From putting one foot in front of the other to the X-37B space drone, Jackson and Shepherd combine to make the path of transportation as wiggly-wriggly as a night crawler—and as crazily alluring.
Using an extended graphic format, Jackson takes readers on a circuitous and enchanting journey from the first to the latest developments in mechanized transportation. His approach is unusual but quite successful in explaining how various elements, molecules, natural phenomena, and human brainpower brought us to the wheel—via cave painting, blue lava, the invention of smelting, and the combination of copper and tin to make bronze. (He will also mention Hercules and the Hydra’s halitosis along the way, because it’s fun and it has connections.) Shepherd keeps readers’ eyes active with a vast array of cartoon depictions flanking a linear highway between main events. The pages are equally populated with byways: readers also learn why we have a.m. and p.m., the importance of the number 60 to the Babylonians, and how a knot came to represent speed.

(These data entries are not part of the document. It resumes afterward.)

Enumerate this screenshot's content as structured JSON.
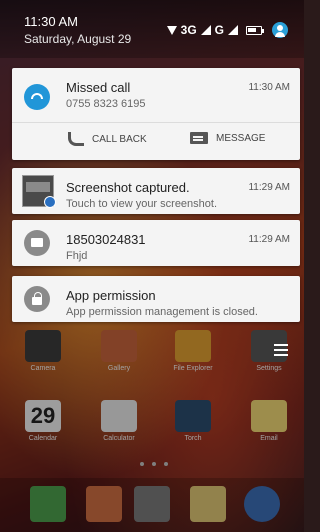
{
  "status_bar": {
    "time": "11:30 AM",
    "date": "Saturday, August 29",
    "network": "3G",
    "network2": "G"
  },
  "notifications": [
    {
      "title": "Missed call",
      "subtitle": "0755 8323 6195",
      "time": "11:30 AM",
      "icon": "missed-call-icon",
      "actions": [
        "CALL BACK",
        "MESSAGE"
      ]
    },
    {
      "title": "Screenshot captured.",
      "subtitle": "Touch to view your screenshot.",
      "time": "11:29 AM",
      "icon": "screenshot-thumbnail"
    },
    {
      "title": "18503024831",
      "subtitle": "Fhjd",
      "time": "11:29 AM",
      "icon": "message-icon"
    },
    {
      "title": "App permission",
      "subtitle": "App permission management is closed.",
      "time": "",
      "icon": "lock-icon"
    }
  ],
  "home_apps_row1": [
    "Camera",
    "Gallery",
    "File Explorer",
    "Settings"
  ],
  "home_apps_row2": [
    "Calendar",
    "Calculator",
    "Torch",
    "Email"
  ],
  "calendar_day": "29",
  "colors": {
    "accent": "#2196d8",
    "card_bg": "#f4f4f4"
  }
}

Plus there are all the forms of transportation to cover: land, sea, wind, air, each with its own arcana—snails that attached themselves to the bottom of ships also brought us the fabled Phoenician royal purple (“although it was actually a deep red”), which led to the knockoff red made from cochineal bugs.
A history of transportation, indeed, and a book of wonders as well. (Nonfiction. 8-12)